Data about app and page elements
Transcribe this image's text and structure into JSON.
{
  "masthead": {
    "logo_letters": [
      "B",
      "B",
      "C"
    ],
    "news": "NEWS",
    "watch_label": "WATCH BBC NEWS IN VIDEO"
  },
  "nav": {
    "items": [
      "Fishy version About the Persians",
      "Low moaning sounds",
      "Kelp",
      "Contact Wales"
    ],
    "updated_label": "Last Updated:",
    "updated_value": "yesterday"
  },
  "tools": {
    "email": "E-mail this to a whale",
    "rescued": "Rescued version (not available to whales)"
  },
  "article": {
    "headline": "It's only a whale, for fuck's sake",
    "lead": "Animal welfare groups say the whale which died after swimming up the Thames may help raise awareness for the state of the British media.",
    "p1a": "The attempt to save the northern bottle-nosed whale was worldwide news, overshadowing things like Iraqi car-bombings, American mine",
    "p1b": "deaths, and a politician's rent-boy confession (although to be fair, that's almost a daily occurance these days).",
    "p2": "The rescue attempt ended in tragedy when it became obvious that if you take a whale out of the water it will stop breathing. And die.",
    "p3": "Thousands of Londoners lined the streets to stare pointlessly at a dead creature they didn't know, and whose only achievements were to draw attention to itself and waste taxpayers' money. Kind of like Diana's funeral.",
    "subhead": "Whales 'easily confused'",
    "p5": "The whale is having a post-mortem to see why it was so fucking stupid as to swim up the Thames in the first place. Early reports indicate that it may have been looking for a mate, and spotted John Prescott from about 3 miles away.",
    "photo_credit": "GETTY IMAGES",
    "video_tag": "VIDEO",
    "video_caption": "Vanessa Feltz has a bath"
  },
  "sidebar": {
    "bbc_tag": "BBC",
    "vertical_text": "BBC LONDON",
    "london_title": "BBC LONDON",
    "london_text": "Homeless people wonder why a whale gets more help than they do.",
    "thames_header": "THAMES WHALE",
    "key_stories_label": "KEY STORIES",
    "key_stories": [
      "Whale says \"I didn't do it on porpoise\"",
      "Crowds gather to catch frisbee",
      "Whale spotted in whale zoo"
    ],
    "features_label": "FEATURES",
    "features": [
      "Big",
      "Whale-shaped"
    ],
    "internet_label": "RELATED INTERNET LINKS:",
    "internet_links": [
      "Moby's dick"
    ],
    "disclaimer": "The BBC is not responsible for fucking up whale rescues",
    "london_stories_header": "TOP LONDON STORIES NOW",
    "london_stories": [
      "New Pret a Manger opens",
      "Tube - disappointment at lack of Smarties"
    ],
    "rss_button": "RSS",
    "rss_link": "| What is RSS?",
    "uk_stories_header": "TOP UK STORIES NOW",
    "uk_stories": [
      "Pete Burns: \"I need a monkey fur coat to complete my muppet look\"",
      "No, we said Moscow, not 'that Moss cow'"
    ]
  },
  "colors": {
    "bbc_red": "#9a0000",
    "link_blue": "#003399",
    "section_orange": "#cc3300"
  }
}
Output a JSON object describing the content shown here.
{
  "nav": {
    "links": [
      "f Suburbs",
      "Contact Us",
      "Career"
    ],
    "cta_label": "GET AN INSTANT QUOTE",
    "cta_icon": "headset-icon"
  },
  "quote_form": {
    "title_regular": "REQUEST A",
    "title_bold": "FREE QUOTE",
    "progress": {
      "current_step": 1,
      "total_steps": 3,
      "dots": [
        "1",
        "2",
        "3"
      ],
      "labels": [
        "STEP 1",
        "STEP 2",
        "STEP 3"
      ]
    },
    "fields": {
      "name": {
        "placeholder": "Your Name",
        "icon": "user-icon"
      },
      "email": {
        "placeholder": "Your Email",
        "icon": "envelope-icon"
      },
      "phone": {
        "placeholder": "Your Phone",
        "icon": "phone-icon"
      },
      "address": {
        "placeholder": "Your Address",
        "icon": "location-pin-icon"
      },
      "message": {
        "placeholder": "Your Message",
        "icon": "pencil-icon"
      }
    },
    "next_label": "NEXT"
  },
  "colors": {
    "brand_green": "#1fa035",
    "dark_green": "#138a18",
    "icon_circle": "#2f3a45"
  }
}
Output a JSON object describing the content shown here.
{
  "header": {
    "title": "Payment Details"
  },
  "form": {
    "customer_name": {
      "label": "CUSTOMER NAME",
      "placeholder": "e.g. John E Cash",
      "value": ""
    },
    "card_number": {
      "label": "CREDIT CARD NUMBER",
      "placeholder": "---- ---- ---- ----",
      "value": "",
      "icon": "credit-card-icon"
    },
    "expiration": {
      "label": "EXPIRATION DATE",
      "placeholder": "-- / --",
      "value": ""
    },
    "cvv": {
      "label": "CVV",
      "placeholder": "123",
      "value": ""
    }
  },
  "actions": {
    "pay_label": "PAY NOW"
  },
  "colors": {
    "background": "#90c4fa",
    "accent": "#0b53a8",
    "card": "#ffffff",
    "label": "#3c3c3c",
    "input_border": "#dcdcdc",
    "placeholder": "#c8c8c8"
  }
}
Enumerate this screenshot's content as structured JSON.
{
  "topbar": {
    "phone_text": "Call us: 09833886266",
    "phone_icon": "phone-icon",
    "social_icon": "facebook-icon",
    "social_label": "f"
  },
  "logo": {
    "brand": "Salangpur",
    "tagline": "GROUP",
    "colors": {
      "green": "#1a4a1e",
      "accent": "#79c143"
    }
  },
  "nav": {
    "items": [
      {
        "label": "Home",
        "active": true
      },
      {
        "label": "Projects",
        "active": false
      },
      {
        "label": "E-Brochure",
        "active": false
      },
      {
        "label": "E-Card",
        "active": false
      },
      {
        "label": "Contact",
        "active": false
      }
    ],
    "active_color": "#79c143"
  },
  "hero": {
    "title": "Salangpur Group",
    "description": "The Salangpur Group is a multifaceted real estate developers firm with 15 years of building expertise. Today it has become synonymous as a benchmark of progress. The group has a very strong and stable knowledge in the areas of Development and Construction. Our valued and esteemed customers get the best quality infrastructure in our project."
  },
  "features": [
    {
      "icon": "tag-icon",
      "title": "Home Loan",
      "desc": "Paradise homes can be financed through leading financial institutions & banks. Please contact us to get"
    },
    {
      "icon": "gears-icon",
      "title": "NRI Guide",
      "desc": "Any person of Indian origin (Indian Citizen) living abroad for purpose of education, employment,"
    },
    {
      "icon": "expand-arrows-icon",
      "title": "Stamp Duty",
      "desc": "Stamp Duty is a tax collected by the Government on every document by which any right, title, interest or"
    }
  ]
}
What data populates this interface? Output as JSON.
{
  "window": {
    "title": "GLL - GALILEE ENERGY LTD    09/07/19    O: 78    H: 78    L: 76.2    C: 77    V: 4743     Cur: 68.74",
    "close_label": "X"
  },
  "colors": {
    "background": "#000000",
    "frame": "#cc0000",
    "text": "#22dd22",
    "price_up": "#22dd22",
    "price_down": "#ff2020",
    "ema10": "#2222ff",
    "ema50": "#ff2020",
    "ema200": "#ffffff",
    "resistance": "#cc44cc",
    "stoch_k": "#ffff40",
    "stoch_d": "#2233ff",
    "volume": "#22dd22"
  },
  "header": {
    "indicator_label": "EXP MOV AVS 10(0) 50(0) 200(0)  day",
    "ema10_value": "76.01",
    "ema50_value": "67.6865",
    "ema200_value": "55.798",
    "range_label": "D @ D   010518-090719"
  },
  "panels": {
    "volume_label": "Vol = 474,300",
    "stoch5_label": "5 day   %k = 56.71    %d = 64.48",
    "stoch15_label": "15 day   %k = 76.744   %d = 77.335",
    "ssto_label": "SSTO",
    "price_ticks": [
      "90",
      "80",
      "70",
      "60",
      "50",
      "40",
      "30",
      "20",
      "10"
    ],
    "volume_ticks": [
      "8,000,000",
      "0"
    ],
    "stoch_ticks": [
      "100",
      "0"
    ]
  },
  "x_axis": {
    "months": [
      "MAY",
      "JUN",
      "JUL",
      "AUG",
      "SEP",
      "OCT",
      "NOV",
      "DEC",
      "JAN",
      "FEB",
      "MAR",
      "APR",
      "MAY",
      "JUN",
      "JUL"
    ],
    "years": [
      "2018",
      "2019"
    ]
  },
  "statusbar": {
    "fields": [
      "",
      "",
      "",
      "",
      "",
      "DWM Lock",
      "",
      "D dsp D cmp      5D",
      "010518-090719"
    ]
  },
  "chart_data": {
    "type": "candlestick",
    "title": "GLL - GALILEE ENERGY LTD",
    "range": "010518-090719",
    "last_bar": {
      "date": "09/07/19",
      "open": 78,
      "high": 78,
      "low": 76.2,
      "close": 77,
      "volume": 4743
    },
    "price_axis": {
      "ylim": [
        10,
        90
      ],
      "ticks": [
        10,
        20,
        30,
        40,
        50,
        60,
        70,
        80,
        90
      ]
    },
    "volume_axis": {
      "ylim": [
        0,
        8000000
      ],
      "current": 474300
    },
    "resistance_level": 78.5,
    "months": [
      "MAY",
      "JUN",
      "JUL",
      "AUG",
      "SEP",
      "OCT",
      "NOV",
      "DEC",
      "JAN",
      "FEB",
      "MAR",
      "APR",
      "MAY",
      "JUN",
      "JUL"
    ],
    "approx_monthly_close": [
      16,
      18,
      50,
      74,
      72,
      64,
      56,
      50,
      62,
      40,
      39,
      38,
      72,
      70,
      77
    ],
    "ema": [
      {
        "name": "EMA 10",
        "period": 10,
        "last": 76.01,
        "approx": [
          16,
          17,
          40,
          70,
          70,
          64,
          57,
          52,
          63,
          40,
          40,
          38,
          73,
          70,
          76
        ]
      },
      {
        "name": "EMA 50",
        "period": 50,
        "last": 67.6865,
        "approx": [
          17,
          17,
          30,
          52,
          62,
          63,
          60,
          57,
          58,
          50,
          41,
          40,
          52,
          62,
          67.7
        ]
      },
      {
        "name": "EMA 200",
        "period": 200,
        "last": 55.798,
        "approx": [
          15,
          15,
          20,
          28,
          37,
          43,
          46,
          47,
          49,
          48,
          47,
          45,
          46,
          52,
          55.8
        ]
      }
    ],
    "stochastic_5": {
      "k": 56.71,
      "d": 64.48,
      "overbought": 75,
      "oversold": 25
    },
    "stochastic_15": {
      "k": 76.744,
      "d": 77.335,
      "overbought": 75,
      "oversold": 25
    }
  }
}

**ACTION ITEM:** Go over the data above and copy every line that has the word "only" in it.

**WRITTEN RESPONSE:**
    "headline": "It's only a whale, for fuck's sake",
    "p3": "Thousands of Londoners lined the streets to stare pointlessly at a dead creature they didn't know, and whose only achievements were to draw attention to itself and waste taxpayers' money. Kind of like Diana's funeral.",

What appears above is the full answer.